------ Supplied material ------

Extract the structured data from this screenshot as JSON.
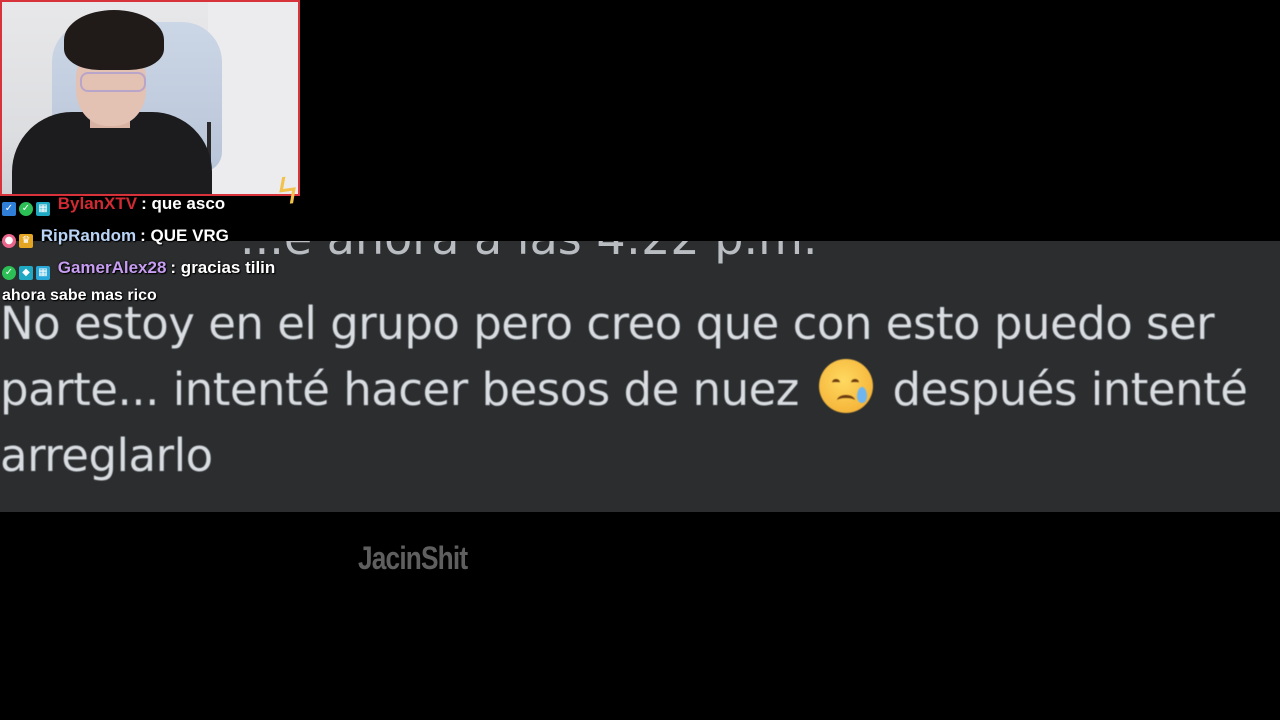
{
  "post": {
    "cut_text": "...e ahora a las 4:22 p.m.",
    "line1": "No estoy en el grupo pero creo que con esto puedo ser",
    "line2_a": "parte... intenté hacer besos de nuez",
    "line2_b": "después intenté",
    "line3": "arreglarlo"
  },
  "chat": {
    "messages": [
      {
        "user": "BylanXTV",
        "user_color": "#d12a32",
        "text": ": que asco",
        "badges": [
          "blue",
          "green",
          "cyan"
        ]
      },
      {
        "user": "RipRandom",
        "user_color": "#b8d3f5",
        "text": ": QUE VRG",
        "badges": [
          "pink",
          "gold"
        ]
      },
      {
        "user": "GamerAlex28",
        "user_color": "#c79df2",
        "text": ": gracias tilin",
        "badges": [
          "green",
          "cyan",
          "tealbox"
        ]
      },
      {
        "user": "",
        "user_color": "#ffffff",
        "text": "ahora sabe mas rico",
        "badges": []
      }
    ]
  },
  "watermark": "JacinShit",
  "colors": {
    "webcam_border": "#d8323a",
    "panel_bg": "#2b2d2f"
  }
}
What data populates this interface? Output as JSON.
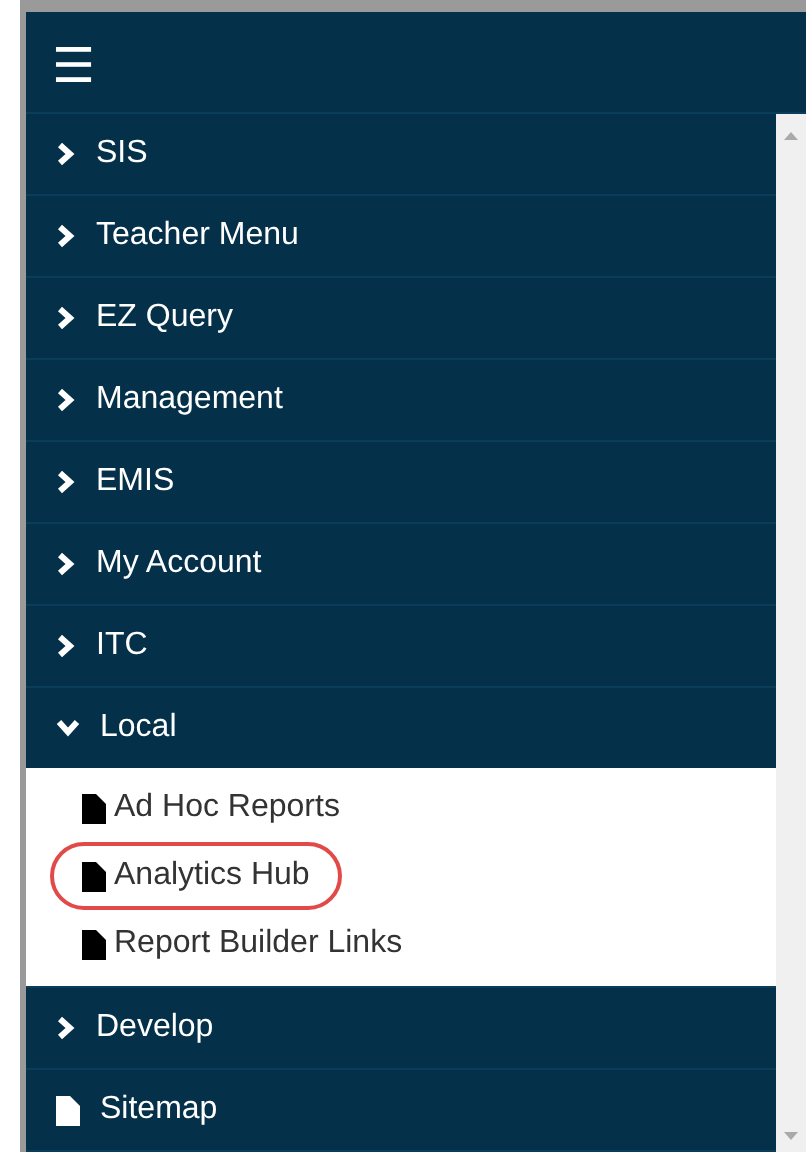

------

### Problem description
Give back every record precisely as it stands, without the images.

### Response area
Extract the structured data from this screenshot as JSON.
{
  "post": {
    "cut_text": "...e ahora a las 4:22 p.m.",
    "line1": "No estoy en el grupo pero creo que con esto puedo ser",
    "line2_a": "parte... intenté hacer besos de nuez",
    "line2_b": "después intenté",
    "line3": "arreglarlo"
  },
  "chat": {
    "messages": [
      {
        "user": "BylanXTV",
        "user_color": "#d12a32",
        "text": ": que asco",
        "badges": [
          "blue",
          "green",
          "cyan"
        ]
      },
      {
        "user": "RipRandom",
        "user_color": "#b8d3f5",
        "text": ": QUE VRG",
        "badges": [
          "pink",
          "gold"
        ]
      },
      {
        "user": "GamerAlex28",
        "user_color": "#c79df2",
        "text": ": gracias tilin",
        "badges": [
          "green",
          "cyan",
          "tealbox"
        ]
      },
      {
        "user": "",
        "user_color": "#ffffff",
        "text": "ahora sabe mas rico",
        "badges": []
      }
    ]
  },
  "watermark": "JacinShit",
  "colors": {
    "webcam_border": "#d8323a",
    "panel_bg": "#2b2d2f"
  }
}
What data populates this interface? Output as JSON.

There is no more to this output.